The Bartlett Development Planning Unit



How the MSc Building & Urban Design in Development is structured.

Structure Overview

This is an intensive 12 month programme that immerses students in the theory and practice of urban design and its role in building cities and communities that are just and sustainable. The course modules consists of:

  • Three core modules (90 credits) that are compulsory for all students;
  • A choice of two optional modules (making up 30 credits); and
  • A dissertation report (60 credits), where students can explore their own research interests.

The compulsory modules are designed to provide the core building blocks that cultivate interdisciplinary professionals who can engage holistically in building better urban futures. The optional modules give students an opportunity to dive deeper into the topics closer to their interests. Please see the Content section for a detailed breakdown of the modules.

Teaching and Learning Approach

The course is delivered through a range of lectures, seminars, workshops, case studies, and practical experience through field work. It involves individual reading, essay writing, interdisciplinary design project work, as well as group project work. There is a particular focus on learning through case study analysis and learning by doing, through several field work opportunities.

In addition to acquiring specific thematic knowledge, students are also exposed to the learning of transferable skills through the practices of critical thinking, action orientated research, social-spatial analysis, design research, citizen engagement and creative design practice, all core to being an urban practitioner.

Workshops and Field Work

Students have the unique opportunity to attend several field workshops and expeditions that expose them to experiential learning through the interdisciplinary reading and analysis of urban space in situ:

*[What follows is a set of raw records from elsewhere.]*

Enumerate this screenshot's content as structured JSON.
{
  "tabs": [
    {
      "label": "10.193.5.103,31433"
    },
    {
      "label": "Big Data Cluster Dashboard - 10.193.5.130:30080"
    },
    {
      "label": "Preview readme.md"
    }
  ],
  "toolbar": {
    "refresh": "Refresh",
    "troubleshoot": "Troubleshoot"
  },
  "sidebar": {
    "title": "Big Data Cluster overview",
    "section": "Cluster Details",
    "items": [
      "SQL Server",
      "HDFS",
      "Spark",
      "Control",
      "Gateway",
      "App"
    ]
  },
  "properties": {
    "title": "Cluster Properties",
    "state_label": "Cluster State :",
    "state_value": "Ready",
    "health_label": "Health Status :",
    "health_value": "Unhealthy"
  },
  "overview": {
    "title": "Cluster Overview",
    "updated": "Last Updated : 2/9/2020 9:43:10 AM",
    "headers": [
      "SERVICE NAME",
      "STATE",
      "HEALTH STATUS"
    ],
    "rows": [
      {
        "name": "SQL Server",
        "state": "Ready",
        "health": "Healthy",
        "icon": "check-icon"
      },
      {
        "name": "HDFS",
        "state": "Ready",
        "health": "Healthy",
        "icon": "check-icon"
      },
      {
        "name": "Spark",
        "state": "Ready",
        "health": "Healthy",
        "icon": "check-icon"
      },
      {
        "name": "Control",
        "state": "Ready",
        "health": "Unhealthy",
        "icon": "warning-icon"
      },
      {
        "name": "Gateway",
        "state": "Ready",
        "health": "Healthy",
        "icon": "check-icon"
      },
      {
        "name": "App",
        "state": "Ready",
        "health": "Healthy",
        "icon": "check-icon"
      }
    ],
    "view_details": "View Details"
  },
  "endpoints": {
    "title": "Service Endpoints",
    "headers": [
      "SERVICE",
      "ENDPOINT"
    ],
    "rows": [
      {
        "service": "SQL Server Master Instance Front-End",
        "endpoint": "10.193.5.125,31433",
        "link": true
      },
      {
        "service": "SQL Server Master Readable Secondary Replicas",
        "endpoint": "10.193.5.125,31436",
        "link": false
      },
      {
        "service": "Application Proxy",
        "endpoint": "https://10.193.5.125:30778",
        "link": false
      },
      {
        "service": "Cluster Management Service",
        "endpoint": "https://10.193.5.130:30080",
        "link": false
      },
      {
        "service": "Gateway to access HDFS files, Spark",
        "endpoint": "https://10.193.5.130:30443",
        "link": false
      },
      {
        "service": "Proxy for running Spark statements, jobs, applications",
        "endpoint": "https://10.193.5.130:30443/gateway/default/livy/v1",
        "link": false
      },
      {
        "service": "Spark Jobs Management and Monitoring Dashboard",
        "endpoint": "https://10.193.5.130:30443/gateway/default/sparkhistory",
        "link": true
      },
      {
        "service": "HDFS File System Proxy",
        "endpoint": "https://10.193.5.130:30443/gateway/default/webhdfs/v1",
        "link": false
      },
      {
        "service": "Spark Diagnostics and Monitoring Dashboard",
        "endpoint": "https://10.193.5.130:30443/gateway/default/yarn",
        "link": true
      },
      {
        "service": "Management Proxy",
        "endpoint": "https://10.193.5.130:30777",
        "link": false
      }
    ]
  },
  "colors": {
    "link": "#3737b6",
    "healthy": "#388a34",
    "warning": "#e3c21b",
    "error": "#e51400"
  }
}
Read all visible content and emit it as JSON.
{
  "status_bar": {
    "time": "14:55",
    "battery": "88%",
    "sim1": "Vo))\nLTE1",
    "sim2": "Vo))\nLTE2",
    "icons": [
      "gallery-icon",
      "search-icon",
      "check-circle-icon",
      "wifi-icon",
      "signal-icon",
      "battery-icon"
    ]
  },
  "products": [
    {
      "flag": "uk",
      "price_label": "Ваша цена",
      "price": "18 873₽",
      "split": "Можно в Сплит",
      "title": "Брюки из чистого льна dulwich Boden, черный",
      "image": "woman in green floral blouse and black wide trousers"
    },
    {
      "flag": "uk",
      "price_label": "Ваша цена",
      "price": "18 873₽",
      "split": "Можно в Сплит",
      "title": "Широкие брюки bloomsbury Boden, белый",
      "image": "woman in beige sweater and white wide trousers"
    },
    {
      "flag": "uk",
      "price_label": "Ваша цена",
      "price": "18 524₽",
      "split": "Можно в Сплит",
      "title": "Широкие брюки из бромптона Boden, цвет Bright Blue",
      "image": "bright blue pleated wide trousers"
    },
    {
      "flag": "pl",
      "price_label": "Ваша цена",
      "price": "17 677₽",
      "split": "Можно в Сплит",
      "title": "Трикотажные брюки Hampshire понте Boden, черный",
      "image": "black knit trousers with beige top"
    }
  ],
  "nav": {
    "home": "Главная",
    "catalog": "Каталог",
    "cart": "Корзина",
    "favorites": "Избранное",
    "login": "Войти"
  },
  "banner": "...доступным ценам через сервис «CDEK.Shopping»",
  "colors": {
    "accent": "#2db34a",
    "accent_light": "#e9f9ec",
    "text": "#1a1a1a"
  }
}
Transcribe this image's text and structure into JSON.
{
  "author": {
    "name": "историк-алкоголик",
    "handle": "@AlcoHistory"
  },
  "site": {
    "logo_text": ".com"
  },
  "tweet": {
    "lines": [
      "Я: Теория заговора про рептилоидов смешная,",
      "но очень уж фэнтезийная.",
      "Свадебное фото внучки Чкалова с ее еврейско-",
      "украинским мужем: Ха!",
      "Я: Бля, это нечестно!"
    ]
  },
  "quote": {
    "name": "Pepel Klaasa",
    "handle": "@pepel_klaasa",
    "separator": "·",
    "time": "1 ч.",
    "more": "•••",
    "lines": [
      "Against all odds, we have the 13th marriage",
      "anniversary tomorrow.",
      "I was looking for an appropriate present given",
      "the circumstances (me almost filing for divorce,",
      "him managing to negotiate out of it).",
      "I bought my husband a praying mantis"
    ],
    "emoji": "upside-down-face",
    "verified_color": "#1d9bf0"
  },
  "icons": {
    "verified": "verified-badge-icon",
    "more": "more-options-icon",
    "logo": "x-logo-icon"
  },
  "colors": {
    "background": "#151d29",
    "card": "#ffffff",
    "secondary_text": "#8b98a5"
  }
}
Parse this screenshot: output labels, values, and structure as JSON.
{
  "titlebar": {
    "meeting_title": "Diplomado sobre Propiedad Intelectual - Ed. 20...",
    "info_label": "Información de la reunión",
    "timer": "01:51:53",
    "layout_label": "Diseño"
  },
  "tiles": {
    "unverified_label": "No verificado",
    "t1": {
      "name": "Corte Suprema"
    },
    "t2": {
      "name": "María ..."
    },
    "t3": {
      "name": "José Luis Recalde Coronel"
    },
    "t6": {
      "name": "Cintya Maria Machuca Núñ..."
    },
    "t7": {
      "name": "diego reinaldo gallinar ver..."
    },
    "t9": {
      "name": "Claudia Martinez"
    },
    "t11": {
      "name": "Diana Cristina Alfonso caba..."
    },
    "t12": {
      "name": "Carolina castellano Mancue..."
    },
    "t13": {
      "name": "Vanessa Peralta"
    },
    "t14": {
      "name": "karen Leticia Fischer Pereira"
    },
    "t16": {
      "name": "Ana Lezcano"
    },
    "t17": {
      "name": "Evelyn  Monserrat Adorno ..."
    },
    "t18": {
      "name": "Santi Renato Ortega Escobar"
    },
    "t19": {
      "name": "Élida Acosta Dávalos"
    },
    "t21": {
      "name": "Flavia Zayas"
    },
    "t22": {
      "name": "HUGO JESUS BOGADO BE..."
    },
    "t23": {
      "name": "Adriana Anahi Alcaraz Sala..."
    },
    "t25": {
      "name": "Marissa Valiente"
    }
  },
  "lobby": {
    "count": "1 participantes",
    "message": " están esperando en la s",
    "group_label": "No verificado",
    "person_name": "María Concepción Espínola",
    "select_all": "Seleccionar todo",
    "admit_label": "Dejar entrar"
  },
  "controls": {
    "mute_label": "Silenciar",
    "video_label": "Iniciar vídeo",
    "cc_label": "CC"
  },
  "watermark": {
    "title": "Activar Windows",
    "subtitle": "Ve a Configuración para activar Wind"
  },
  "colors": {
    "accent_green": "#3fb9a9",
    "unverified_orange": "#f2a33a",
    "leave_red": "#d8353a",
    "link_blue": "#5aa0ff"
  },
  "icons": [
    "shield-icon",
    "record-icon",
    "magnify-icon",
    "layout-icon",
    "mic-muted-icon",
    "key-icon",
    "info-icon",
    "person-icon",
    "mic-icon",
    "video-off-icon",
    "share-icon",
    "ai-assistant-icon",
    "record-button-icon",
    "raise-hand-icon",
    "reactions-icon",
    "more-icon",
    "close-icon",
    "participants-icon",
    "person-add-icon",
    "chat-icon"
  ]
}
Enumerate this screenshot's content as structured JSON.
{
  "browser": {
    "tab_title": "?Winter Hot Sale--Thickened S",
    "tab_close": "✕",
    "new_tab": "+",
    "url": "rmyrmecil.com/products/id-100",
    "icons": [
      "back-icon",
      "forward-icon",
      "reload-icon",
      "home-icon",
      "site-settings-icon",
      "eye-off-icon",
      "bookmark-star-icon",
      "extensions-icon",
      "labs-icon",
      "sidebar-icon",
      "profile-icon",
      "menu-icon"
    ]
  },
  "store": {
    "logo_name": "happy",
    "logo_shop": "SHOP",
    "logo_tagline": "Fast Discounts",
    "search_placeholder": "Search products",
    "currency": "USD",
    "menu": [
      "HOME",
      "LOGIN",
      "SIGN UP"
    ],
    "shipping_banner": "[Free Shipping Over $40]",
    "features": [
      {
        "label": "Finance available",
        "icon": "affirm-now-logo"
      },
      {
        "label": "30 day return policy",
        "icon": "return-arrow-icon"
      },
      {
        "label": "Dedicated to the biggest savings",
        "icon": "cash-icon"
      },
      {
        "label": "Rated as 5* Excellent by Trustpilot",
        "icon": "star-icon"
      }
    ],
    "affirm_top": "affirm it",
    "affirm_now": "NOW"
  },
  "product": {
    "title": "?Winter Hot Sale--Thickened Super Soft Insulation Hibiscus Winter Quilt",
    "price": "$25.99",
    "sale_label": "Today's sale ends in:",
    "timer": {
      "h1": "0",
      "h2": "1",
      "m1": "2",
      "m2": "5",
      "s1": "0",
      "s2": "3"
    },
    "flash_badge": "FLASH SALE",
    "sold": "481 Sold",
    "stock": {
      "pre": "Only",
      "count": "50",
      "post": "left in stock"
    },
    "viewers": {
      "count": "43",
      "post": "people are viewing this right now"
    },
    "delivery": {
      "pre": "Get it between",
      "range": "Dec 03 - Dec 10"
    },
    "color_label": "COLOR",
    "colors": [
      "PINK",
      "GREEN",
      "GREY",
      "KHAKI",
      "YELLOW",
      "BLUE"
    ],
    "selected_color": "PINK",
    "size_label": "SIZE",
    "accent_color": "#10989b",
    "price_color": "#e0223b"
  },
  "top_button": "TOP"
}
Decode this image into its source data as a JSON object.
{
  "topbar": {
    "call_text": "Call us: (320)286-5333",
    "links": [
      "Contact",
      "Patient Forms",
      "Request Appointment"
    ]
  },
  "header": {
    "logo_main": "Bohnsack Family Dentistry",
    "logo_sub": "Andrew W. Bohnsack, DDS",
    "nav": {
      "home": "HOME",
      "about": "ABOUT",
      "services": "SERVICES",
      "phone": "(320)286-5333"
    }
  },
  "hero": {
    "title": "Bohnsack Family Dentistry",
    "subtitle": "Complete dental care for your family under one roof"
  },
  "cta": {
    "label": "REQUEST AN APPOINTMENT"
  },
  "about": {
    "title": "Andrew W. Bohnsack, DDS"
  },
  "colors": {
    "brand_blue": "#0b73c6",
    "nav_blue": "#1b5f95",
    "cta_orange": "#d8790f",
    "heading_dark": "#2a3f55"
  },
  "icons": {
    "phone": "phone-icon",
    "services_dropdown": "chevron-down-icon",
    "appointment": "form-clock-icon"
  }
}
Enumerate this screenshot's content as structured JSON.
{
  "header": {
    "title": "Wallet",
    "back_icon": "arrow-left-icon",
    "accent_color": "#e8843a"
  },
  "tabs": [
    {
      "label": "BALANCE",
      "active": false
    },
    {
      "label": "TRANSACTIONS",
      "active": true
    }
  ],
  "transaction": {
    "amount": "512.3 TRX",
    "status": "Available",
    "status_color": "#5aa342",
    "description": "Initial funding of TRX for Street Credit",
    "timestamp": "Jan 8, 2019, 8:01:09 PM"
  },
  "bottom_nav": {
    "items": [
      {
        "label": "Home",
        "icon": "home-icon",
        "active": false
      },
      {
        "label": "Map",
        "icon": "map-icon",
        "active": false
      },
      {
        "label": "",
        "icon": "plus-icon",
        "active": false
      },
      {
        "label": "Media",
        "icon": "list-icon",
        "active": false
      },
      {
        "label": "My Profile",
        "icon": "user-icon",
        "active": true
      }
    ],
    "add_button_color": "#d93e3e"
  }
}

  • Windsor Workshop - During the first term, students attend an intensive three day residential workshop in Windsor together with students from the Development Planning Unit. The workshop exposes students to their first challenge – working on a case study in collaboration with expert practitioners and students from a wide range of disciplines.
  • BUDD Camp – This takes students to a European city in the second term. Recent camps have taken place in Brescia, Italy for a three day intensive urban analysis and design reflection workshop. Each year a different lens of analysis is considered and students publish their reflections in a BUDD Camp publication series. Equipped with the tools taught in the first term and a brief that describes the lens of analysis, students are transported into a real world, case-based learning opportunity. 
  • International Field Work - During the third term, students carry out a longer field expedition in a city of the Global South. Previous filed work has taken place in Turkey, India, Thailand and Cambodia. This gives students the opportunity to work alongside local organisations and community groups in delivering real-time, bottom up social-urban change. Students work in groups, exploring and experiencing the urban issues they have been learning about. They are also asked to help communities draw up design interventions to tackle their specific challenges. Students collate their strategies in a final, end-of-year report that forms part of their final assessment.
  • London Based Project - As part of the core module (BENVGBU1 Transforming Local Areas), students undertake a London-based urban design project in which they demonstrate their understanding of urban analysis and transform this into holistic design strategies. Students work in groups together with local partners to gain an understanding of the place in question and its challenges, and respond with a detailed urban analysis and development brief. This report forms part of their final assessment.